  12. Mother’s Views about Efficacy of Prenatal Educational Classes to Prepare for Normal Vaginal Delivery, Postpartum and Breastfeeding

    Directory of Open Access Journals (Sweden)

    ّSomayeh Bahrami

    2016-12-01
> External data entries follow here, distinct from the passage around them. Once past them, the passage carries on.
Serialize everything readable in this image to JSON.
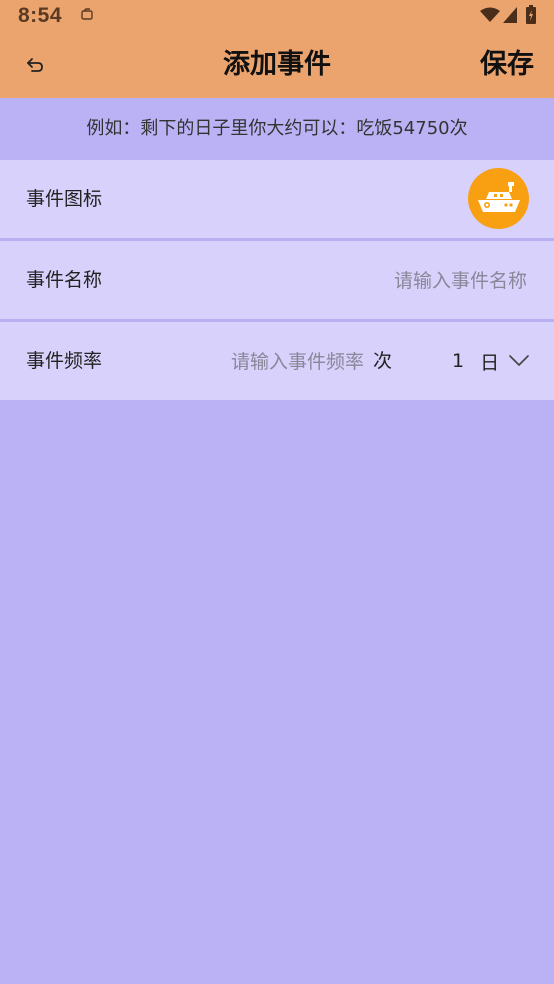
{
  "status_bar": {
    "time": "8:54"
  },
  "header": {
    "title": "添加事件",
    "save_label": "保存"
  },
  "hint": "例如：剩下的日子里你大约可以：吃饭54750次",
  "fields": {
    "icon": {
      "label": "事件图标",
      "icon_name": "ship-icon",
      "color": "#f8a012"
    },
    "name": {
      "label": "事件名称",
      "value": "",
      "placeholder": "请输入事件名称"
    },
    "frequency": {
      "label": "事件频率",
      "value": "",
      "placeholder": "请输入事件频率",
      "unit": "次",
      "period_count": "1",
      "period_unit": "日"
    }
  },
  "colors": {
    "header": "#eca46e",
    "background": "#bbb2f6",
    "row": "#d7d1fb",
    "accent": "#f8a012"
  }
}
    Full Text Available Background and Objective: Prenatal educations focusing on physical, emotional and mental preparation for delivery, health promotion and improving lifestyle behaviors in families during the reproductive years. In this education, parents achieve data about physical, emotional and mental changes during pregnancy delivery and postpartum and overcome skills. Aim of this study was to determine Comments mothers about efficacy prenatal education classes to prepare for normal vaginal delivery, postpartum and breastfeeding in women referring to Dezful health Centers, 2015Materials and Methods: The descriptive study using quota sampling was performed. A total of 250 women consented to participant at study. A questionnaire was provided by content validity. It is reliability was confirmed by Test re-test. A questionnaire was used in 4 Part: demographics, knowledge toward mode of delivery and Comments mothers about efficacy prenatal education classes to prepare for normal vaginal delivery, postpartum and breastfeeding